The Justice and Urban Studies Team is in the process of opening up the previously Honors-exclusive program to students who are not involved in the Honors College.
JUST, a program in partnership with ACU@CitySquare, is a year-long educational program where students who have at least sophomore standing commit to spend a year in Central and South Dallas fighting the problem of urban poverty.
“I want to see this program thrive,” said Jason Morris, dean of Honors College.”I want to continue to see students come to ACU passionate about digging into the problem of urban poverty.”
While in Dallas, students in the JUST program go through rigorous academic classes as well as work on projects dedicated to fighting urban poverty, such as New Friends, New Life, a program dedicated to bringing women out of sex trafficking.
“This is an opportunity for you to apply what you’re learning and make a difference in the world right now,” said Molly Clemans, site administrator of ACU@CitySqaure. “You can have different passions, different strengths, but you can be put on this team and fight the same fight.”
Clemans, a 2105 graduate, was a member of the pilot JUST team in 2012. She was recruited directly out of high school and spent portions of her freshman year preparing to spend her sophomore year in Dallas. This preparation included different immersion trips to Dallas and a summer AmeriCorps internship.
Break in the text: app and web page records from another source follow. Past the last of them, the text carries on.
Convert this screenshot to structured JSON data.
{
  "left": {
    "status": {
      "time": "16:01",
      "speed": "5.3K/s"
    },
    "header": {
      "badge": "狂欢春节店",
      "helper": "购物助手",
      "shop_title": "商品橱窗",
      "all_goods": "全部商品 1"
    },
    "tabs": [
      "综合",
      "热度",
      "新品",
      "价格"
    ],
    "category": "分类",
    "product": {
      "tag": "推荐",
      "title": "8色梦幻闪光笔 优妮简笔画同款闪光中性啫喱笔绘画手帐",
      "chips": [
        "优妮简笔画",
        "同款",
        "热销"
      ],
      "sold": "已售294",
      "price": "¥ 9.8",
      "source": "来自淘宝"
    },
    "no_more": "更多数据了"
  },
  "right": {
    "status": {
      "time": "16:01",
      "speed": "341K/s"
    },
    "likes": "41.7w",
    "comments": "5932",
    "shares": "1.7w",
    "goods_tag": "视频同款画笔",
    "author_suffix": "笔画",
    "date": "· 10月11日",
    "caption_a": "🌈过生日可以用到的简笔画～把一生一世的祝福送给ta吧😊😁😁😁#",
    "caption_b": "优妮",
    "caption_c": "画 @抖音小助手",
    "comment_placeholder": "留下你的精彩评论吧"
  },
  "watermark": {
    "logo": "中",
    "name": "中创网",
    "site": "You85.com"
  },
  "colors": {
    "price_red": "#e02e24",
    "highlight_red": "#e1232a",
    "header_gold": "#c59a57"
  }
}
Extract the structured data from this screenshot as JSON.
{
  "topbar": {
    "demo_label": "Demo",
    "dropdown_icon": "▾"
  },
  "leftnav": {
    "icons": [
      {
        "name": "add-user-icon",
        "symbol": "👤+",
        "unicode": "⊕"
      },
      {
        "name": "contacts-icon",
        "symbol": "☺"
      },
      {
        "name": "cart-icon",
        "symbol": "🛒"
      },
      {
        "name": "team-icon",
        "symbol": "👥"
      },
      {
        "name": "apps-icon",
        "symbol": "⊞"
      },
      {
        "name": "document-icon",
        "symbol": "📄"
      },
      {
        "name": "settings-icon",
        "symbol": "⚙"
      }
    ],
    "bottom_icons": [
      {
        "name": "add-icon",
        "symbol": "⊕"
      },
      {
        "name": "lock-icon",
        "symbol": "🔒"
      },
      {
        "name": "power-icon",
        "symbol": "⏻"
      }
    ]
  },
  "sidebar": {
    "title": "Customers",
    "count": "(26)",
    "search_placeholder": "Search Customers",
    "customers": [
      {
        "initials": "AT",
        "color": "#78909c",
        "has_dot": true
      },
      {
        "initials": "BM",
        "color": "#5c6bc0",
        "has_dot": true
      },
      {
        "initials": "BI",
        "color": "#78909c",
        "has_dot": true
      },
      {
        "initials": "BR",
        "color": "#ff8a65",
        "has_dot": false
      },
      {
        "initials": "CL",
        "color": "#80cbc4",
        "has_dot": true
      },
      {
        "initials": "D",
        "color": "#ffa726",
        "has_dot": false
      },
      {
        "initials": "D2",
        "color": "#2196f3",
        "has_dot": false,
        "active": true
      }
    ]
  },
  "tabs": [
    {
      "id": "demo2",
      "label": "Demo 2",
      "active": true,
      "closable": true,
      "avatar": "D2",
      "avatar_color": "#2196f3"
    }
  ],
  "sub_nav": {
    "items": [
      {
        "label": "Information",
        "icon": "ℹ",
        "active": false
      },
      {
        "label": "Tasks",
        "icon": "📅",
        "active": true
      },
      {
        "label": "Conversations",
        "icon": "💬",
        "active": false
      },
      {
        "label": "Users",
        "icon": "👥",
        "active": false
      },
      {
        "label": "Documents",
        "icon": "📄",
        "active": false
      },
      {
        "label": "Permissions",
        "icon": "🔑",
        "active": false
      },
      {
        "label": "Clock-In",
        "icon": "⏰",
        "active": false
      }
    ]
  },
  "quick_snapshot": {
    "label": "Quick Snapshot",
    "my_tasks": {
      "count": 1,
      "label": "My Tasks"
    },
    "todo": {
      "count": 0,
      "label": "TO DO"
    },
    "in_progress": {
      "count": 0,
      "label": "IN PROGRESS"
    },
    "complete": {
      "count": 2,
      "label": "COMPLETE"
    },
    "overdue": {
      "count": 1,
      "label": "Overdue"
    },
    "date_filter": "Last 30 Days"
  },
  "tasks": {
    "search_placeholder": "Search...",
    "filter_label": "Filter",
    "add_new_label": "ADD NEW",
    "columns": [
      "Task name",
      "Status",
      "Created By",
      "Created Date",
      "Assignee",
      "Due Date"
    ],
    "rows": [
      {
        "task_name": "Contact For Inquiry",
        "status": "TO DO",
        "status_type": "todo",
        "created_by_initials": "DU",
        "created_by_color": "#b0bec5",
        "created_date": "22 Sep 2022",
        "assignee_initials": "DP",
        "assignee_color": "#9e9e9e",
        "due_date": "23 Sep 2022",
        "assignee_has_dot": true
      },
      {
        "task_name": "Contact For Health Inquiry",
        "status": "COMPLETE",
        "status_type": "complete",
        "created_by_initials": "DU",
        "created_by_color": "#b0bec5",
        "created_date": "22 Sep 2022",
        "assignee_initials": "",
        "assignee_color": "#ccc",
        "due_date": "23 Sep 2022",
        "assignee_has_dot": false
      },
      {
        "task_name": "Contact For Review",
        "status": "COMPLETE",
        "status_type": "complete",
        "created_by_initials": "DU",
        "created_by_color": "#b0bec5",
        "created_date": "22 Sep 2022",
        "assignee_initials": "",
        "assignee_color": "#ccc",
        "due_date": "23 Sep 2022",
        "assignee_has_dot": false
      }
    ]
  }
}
“I think this is the future of education,” Clemans said. “As we’re learning, we’re applying these different principles that we’re learning in class to the real world. The world is our classroom.”
Tessa Cave, a junior sociology major from North Richland Hills, was a part of the second JUST team. While in Dallas, she worked on a project called Design For Change, which is aimed at teaching students about their own power and strengths and how to implement those in their communities.
“That’s the beauty of JUST,” Cave said. “Throughout the three years that we’ve been in Dallas, there have been so many different projects completed. You get to choose what your passion is and get to explore the things you love.”
Cave and Clemans agree that this format could be the future of education. They took many principles they learned through their academic classes and had the opportunity to apply them in the real world before even getting their degree.
Morris said the group currently in Dallas has started their coursework and are beginning to think about the projects they will invest in.
“Our numbers are lower than normal, but the hearts aren’t any different.” Clemans said confidently about this group.
Meanwhile, here on campus, recruiting has already begun. Students who have previously been involved with JUST are leading justice Chapels this fall. In the spring semester, in a community learning fashion, the students who commit to do the next JUST program will spend a January short course in Dallas and then return to campus to participate in an Honors Colloquium and a Bible course together.
“My dream for this program is to have students commit to a year in Dallas and then go out into the world and match the ACU mission to be prepared for Christian service and leadership throughout the world,” Morris said. “The end result would be preparing students to go out and fulfill ACU’s mission.”
Morris says that students who return from JUST are energized and passionate about changing the world around them.
“There’s power in Dallas,” Clemans said. “There’s power in that exposure to the city in a non-traditional ACU experience.”
Find out more information about the Justice and Urban Studies Team at http://www.acujust.wordpress.com.